From International Socialism (1st series), No.59, June 1973, pp.3-4.
Transcribed & marked up by by Einde O’Callaghan for ETOL.
‘The Labour Party is a Socialist Party and proud of it.’ This famous, if quite untrue statement, appeared in the Labour Party’s 1945 election programme Let Us Face the Future. ‘Its ultimate purpose at home’ continued that programme ‘is the establishment of the Socialist Commonwealth of Great Britain.’ It is rather unlikely that Labour’s Programme for Britain, which will be published this month, will contain any such claim.
The point is that even the lies people tell about themselves can be illuminating. A comparison with the past helps to put the much advertised ‘left turn’ of the Labour Party into perspective. Naturally, only a very naive person would take a Labour Party election platform as a serious indication of what the party would actually do in office. All the same a platform does give some indication of the balance of forces between ‘left’ and right in the party and how the leaders estimate their problems and prospects.
From this point of view the pre-publication row about the proposal – now apparently dropped – to ‘nationalise’ (through a ‘National Enterprise Board’) 25 of the largest manufacturing companies is instructive. The right wing objected strongly, at the joint meeting of the NEC and the shadow cabinet, and they were reportedly supported by those pillars of the ‘left’, Ian Mikardo and Michael Foot.
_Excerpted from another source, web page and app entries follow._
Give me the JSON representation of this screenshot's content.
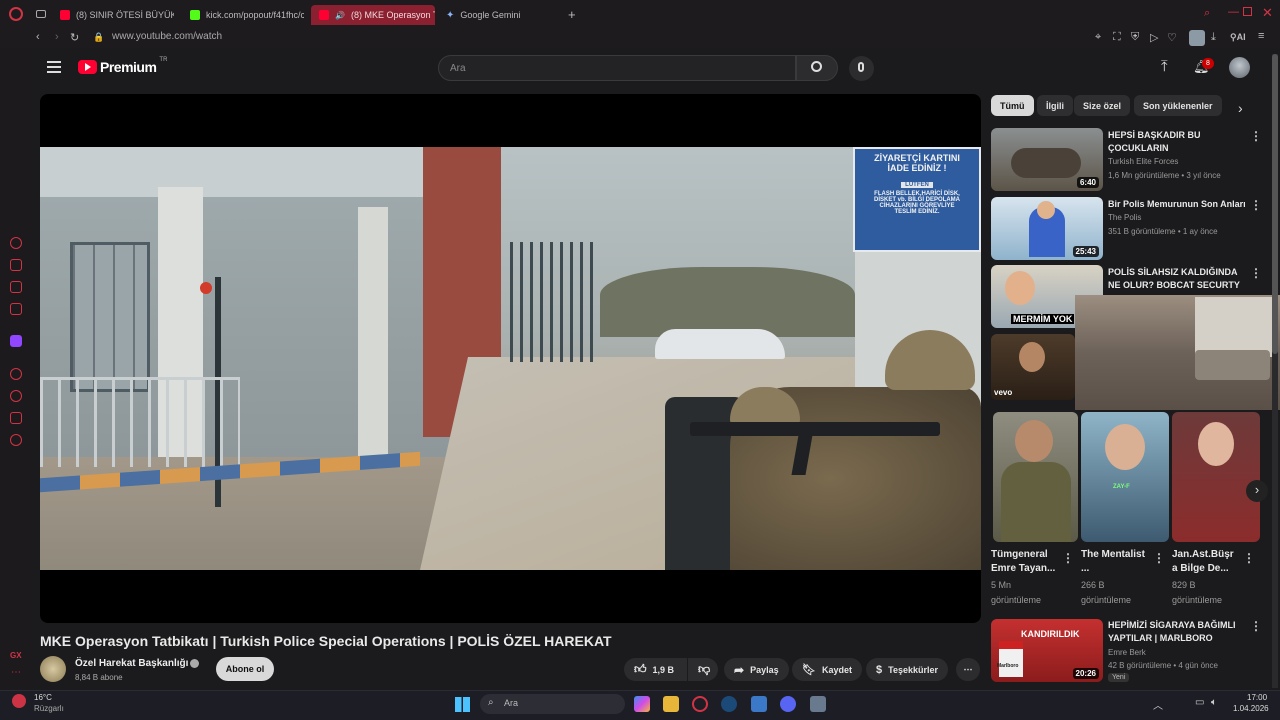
{
  "browser": {
    "tabs": [
      {
        "label": "(8) SINIR ÖTESİ BÜYÜK O"
      },
      {
        "label": "kick.com/popout/f41fhc/c"
      },
      {
        "label": "(8) MKE Operasyon Ta"
      },
      {
        "label": "Google Gemini"
      }
    ],
    "url": "www.youtube.com/watch",
    "ai_label": "AI"
  },
  "yt": {
    "logo": "Premium",
    "logo_suffix": "TR",
    "search_placeholder": "Ara",
    "notif_count": "8"
  },
  "video": {
    "title": "MKE Operasyon Tatbikatı | Turkish Police Special Operations | POLİS ÖZEL HAREKAT",
    "channel": "Özel Harekat Başkanlığı",
    "subscribers": "8,84 B abone",
    "subscribe_label": "Abone ol",
    "likes": "1,9 B",
    "share_label": "Paylaş",
    "save_label": "Kaydet",
    "thanks_label": "Teşekkürler",
    "sign_lines": [
      "ZİYARETÇİ KARTINI",
      "İADE EDİNİZ !",
      "LÜTFEN",
      "FLASH BELLEK,HARİCİ DİSK,",
      "DİSKET vb. BİLGİ DEPOLAMA",
      "CİHAZLARINI GÖREVLİYE",
      "TESLİM EDİNİZ."
    ]
  },
  "chips": [
    "Tümü",
    "İlgili",
    "Size özel",
    "Son yüklenenler"
  ],
  "related": [
    {
      "title": "HEPSİ BAŞKADIR BU ÇOCUKLARIN",
      "channel": "Turkish Elite Forces",
      "meta": "1,6 Mn görüntüleme • 3 yıl önce",
      "duration": "6:40"
    },
    {
      "title": "Bir Polis Memurunun Son Anları",
      "channel": "The Polis",
      "meta": "351 B görüntüleme • 1 ay önce",
      "duration": "25:43"
    },
    {
      "title": "POLİS SİLAHSIZ KALDIĞINDA NE OLUR? BOBCAT SECURTY ...",
      "thumb_text": "MERMİM YOK"
    },
    {
      "thumb_text": "vevo"
    }
  ],
  "shorts": [
    {
      "title": "Tümgeneral Emre Tayan...",
      "views": "5 Mn görüntüleme"
    },
    {
      "title": "The Mentalist ...",
      "views": "266 B görüntüleme",
      "badge": "ZAY-F"
    },
    {
      "title": "Jan.Ast.Büşr a Bilge De...",
      "views": "829 B görüntüleme"
    }
  ],
  "bottom_related": {
    "title": "HEPİMİZİ SİGARAYA BAĞIMLI YAPTILAR | MARLBORO",
    "channel": "Emre Berk",
    "meta": "42 B görüntüleme • 4 gün önce",
    "duration": "20:26",
    "badge": "Yeni",
    "thumb_text": "KANDIRILDIK",
    "brand": "Marlboro"
  },
  "taskbar": {
    "temp": "16°C",
    "weather": "Rüzgarlı",
    "search": "Ara",
    "time": "17:00",
    "date": "1.04.2026"
  },
  "sidebar_text": "GX",
  "colors": {
    "accent": "#d23446",
    "yt_red": "#ff0033"
  }
}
There is not the slightest reason to suppose that the right was worried that the proposal marked a step towards a general attack on capitalism. In fact, allowing for the usual watering-down process, the proposal for a National Enterprise Board bears a remarkable resemblance to the scheme of the famous ‘revisionist’ document Industry and Society (1957) whereby, through state purchase of shares in selected enterprises, ‘the community (would) acquire a stake in the expansion of industry.’ In any case the right wing are confident that their policies will prevail in the next Labour government, as in every previous one, whatever may be said in election platforms and even if, as is quite possible, the government were to be headed by a new champion of the ‘left’. Their objection was based purely on a fear of losing rather than gaining votes.
All the party leaders know that they cannot simply count on being swept into office by the unpopularity of the government – real as that is. There has been no sign of mass enthusiasm for the party. The huge gains in seats in the two waves of local government elections did not result from a growth in the Labour vote. On the contrary, the decline of about 1 per cent on 1972 in the county elections was followed by 1.3 per cent decline in the metropolitan district elections on an even lower poll. The general elections can hardly be more than 18 months away and could be much sooner if Heath calculates that it is better to fight before the effects of putting the brakes on the economy are felt. In these circumstances, the inner party clash is between those, the ‘lefts’, who believe that the best chance is to give the party a ‘radical’ image which, they hope, will arouse working class enthusiasm in spite of the experience of past performance and those, the right, who believe, probably correctly, that the party is even less credible wearing ill-fitting left wing garments than normally. On past form the ‘lefts’ can be counted upon to give way on all matters of substance, notwithstanding their majority on the NEC and the backing of Conference, provided they are consoled with suitably vague leftish phrases. They have never been able to resist the appeal for ‘unity’ in a pre-election period.
Leftish phrases there will certainly be. What about ‘the economy is still dominated by a small ruling caste ... a small and compact oligarchy ... the top one per cent of the population owns nearly half of the nation’s private wealth and property ... the menacing growth of private monopoly and the consequent concentration of power in irresponsible hands?’
If the phrases have a familiar ring it is because they are taken from Signposts for the Sixties, the basis of the party’s 1964 election programme. Throw in the odd reference to Lonrho, tax havens, fat consultancy fees for the ‘compact oligarchy’ and so on and you have an updated version that will be quite adequate to keep the ‘lefts’ quiet. It would have exactly the same effect on the activities of a future Labour government as Signposts for the Sixties had on the last one. That is to say none whatsoever.
Last updated on 25.12.2007